The Where2.0 conference this year was a great success for me. What The Hell 2.0 am I talking about? Read all about it here. If you still don’t understand, it’s an annual coming together of map technology geeks. I’ll write about the conference in a lot more detail over at VizWorld, so check there for the more techy bits, but now I talk about wicked cool stuff.
Along with the regular talks, workshops and brainstorming sessions, there is also a Where Faire, in which “research, academia, and yet-to-be-discovered entrepreneurs” display their projects and we stand around and talk to them with a cocktail in hand. Tom Longson’s Open View Project really stood out this year because the concept is simple-brilliant and community-oriented at once. From the OVP site:

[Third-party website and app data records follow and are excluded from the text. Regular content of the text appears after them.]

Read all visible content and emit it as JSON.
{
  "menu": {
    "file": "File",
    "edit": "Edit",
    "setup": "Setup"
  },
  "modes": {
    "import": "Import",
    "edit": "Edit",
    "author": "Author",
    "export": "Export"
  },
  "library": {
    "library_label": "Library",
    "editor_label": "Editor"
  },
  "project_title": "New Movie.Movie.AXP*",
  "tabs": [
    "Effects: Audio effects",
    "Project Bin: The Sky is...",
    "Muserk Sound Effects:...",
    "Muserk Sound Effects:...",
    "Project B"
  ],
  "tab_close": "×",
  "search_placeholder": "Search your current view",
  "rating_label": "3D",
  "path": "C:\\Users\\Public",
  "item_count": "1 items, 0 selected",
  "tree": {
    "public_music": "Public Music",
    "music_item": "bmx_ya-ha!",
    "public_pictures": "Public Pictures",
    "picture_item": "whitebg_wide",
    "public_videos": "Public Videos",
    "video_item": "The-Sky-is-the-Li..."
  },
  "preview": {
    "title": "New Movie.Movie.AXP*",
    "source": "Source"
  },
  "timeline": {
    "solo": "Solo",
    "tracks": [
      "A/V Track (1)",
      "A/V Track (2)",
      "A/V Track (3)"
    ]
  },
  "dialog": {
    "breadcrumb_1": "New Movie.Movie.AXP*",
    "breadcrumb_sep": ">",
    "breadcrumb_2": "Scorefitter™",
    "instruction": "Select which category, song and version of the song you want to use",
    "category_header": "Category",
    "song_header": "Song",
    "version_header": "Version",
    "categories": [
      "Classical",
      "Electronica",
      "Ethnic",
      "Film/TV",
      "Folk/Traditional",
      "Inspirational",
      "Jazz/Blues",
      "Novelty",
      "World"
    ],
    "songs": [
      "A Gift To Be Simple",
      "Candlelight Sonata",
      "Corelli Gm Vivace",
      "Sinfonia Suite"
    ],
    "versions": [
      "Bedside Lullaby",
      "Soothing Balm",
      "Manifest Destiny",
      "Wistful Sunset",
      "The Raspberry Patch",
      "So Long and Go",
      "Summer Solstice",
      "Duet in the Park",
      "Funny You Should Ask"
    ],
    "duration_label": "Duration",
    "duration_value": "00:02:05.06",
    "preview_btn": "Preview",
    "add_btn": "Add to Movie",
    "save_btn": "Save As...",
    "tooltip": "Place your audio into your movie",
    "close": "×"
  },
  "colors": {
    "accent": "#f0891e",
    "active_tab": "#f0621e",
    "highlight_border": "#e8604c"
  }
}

Seeing what [Google] had done [with StreetView] was inspiring, but I wanted to be able to annotate parts of the panoramas, to build my own services around it, and to take pictures of the places Google didn’t go. Instead of creating panoramas of asphalt, I wanted to capture places with people, create interactive panoramas of events, trails, beaches, ice skating rinks, the places where people actually go. The OpenView Project is just this, a way for anyone to create interactive panoramas, and share them to create a new way to view the world … if there’s anything I’ve learned in the 27 years I’ve been alive, it’s that being part of something is far more exciting than just being a spectator.
And how do Longson and his team accomplish this? With the Trike – a recumbent bicycle and a daisy chain of cameras – of course. It’s all Open Source with instructions.
Jay Longson (my brother), Brent Heyning, and I [have built a] panoramic camera on top of a recumbent tricycle, we’ll be able to cover a huge amount of distance, and get the chance to create interactive panoramas of bike trails, boardwalks, farmers markets, concerts … the Burning Man art festival. Instead of just using Google Street View as a spectator, we’ll be building a creative commons of snapshots in time of places all over the world. We’ll be publishing instructions to show you how to do it too, and building an open source service to act as a clearing house for the data.
These folks aren’t amateurs. They had to make the cameras work in unison and look at all this other heavy duty equipment they use to create panoramas.
Check out their posts and panoramas from Burning Man. Social Animal’s 360 HD technology and output for Hollywod is amazing, but their blueprints and methods aren’t open source. And SA’s booth didn’t have a fun-loving Scotsman in it called Haggis.
Can you imagine a better venue for the Open View Project’s Trike than the Krewe du Vieux or St. Anne’s parade? Or Jazzfest? Or any gathering in the city? We have to get these guys to New Orleans! Or, even better, start our own New Orleans Open View Projects. That’s what giving away technology is all about, right?